I have witnessed and experienced the miracle of having a Guru and his kind and generous “prescriptions”. Rinpoche’s direct advice on spiritual practice has saved lives, kept families together, removed spirit disturbances and even provided guidance for successful business dealings. Some may prefer the view that these are the miraculous powers of the Buddha, Shiva, Jesus etc. However, for the sake of common decency and to keep the doors open to these “higher forces”, it serves everyone to practise gratitude and in this case, it is towards the Guru who showed you the door to peace, happiness and liberation. Be grateful always as that nurtures our capacity to be happy. Grateful people remember what they have, appreciate it and this becomes the power of source for more good things to come our way.
Devotion is Powerful Protection
“When Milarepa meditated in the mountains, he was alone for a long time. In spite of this, he always felt that he was inseparable from Marpa because his devotion was so powerful. Milarepa sang his vajra songs in solitude but, through devotion, was always connected to his lama. Devotion to the lama is a powerful protection from negative thoughts and nonvirtuous actions. It is also a special protection that allows us to properly practice meditation. Our awareness of enlightened beings and our knowledge of how to take care of our mind protect the mind so that it doesn’t flow in a wrong direction. Through these joyous practices we develop a feeling of appreciation of how fortunate we are, and we cease feeling lonely or depressed. When we are committed to our Guru, less negative thoughts arise. When less negative thoughts arise, then we can survive another day and become better. Therefore genuinely devote to one’s lama and forget about all the other confusions we are used to.”
~ Khenchen Konchog Gyaltshen Rinpoche
The practice of Guru devotion forms the foundation of many Dharma communities and centres that remain strong today, even after the passing of the Guru. Good examples of those who practice Guru devotion and enjoy the fruits of this tradition are the lineage holders of Chogyam Trungpa who founded Naropa University in Boulder, Colorado.
Awareness of the Teacher

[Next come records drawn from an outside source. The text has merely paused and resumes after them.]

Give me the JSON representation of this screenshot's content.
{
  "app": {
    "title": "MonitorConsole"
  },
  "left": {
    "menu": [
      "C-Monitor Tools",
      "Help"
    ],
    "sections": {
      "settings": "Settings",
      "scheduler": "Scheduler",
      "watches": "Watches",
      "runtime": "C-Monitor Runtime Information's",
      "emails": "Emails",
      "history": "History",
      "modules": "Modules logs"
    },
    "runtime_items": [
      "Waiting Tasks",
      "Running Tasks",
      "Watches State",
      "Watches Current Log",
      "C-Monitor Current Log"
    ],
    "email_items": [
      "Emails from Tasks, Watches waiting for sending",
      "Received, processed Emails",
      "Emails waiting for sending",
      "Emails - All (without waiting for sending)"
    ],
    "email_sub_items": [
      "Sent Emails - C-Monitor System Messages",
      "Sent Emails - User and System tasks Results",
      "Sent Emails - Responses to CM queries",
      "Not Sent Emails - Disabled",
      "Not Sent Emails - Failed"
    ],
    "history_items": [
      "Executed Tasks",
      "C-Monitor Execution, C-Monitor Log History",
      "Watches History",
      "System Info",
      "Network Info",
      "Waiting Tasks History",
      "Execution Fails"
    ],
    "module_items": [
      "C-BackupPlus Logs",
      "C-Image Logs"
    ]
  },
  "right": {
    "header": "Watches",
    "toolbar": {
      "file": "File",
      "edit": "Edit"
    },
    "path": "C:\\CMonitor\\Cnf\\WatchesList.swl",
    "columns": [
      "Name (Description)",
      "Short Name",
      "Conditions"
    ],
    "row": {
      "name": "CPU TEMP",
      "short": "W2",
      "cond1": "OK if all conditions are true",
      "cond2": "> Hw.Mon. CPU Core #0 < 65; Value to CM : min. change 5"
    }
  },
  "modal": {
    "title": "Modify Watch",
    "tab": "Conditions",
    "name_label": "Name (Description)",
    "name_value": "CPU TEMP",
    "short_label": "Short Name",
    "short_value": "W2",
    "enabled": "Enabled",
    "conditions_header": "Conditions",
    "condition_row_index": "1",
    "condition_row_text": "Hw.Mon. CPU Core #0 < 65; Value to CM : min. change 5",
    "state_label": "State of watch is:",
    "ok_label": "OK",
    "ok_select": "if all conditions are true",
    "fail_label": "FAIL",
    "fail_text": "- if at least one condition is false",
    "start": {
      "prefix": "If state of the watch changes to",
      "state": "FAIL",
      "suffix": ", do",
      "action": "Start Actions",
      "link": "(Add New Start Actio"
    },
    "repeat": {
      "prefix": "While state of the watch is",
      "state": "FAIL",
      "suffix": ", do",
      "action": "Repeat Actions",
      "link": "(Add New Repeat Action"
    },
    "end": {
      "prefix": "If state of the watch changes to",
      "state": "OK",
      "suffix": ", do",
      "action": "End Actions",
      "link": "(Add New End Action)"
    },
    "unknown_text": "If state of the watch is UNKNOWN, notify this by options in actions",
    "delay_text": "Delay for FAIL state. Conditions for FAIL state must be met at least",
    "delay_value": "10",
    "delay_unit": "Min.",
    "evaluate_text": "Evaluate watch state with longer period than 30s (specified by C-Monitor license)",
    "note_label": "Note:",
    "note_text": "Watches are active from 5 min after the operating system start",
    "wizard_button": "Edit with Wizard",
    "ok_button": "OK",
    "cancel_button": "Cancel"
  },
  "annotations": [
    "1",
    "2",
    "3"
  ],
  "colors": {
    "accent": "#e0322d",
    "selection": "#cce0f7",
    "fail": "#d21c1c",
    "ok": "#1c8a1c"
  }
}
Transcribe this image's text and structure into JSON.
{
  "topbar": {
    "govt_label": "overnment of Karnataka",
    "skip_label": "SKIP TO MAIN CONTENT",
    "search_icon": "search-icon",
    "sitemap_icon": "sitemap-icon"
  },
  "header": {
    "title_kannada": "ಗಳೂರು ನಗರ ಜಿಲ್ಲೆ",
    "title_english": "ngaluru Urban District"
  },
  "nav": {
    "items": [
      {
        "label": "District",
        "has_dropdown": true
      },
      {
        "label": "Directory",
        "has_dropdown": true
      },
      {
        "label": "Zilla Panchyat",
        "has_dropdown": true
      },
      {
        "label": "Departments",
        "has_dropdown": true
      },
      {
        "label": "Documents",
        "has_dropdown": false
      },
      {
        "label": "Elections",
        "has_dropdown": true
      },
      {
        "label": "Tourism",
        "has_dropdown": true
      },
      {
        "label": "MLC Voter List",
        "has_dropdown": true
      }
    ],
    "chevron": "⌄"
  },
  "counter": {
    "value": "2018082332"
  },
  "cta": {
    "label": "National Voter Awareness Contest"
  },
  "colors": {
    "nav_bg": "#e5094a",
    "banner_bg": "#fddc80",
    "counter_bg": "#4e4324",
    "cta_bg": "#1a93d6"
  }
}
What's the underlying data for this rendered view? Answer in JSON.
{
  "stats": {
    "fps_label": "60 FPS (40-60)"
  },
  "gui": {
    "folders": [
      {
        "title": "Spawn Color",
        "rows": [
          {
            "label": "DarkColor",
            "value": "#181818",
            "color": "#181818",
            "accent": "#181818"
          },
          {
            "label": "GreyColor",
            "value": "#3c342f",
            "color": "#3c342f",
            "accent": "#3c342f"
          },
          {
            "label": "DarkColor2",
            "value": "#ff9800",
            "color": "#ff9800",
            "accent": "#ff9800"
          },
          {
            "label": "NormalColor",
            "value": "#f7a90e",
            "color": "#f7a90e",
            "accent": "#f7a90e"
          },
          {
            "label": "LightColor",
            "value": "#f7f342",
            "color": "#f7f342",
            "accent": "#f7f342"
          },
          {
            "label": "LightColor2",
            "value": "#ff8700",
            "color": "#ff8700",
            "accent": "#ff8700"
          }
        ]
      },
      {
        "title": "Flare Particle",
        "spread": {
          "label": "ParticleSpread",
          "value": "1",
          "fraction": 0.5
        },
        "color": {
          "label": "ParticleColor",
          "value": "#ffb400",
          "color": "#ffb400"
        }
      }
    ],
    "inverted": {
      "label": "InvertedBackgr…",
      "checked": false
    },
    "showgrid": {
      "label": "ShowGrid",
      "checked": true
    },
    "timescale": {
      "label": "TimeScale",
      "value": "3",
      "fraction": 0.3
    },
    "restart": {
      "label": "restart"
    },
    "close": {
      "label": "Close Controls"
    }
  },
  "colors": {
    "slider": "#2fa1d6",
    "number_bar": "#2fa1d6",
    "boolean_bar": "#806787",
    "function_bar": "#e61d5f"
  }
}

As a dharmic person, a practitioner, you also have awareness of the teacher and of other realized people whom you are studying with. The idea is to be without shyness and to be able to relate with your teacher, who in the hinayana tradition is an elder. You relate to the teacher as somebody who has accomplished the path already. Because you are without shyness, you can relate with the teacher and emulate him or her properly and fully. You have a sense of appreciation that you are and will be part of a certain tradition, a certain discipline. You have as an example a teacher who is behaving in a way that you should behave, and you have some sense of sacredness in studying and listening to the teacher.
~ Chögyam Trungpa
If not for my Guru, I would still be busy trying to become a better person on the basis that the current “me” is not good enough. Today, I have learned to be at peace with more aspects of myself while recognising the long road of growth and development ahead. Guru Serum has literally and metaphorically made me more comfortable in my own skin and that is the greatest gift one can ever receive. So, I end with this: Open your hearts to dare to pursue your higher potential. Spiritual awakening is not about changing but expanding yourself. If you keep adding pure water to a contaminated vessel, the contamination will be diluted with time. With more time and a larger vessel to contain more pure water, the contamination becomes non-existent.
Please support us so that we can continue to bring you more Dharma:
If you are in the United States, please note that your offerings and contributions are tax deductible. ~ the tsemrinpoche.com blog team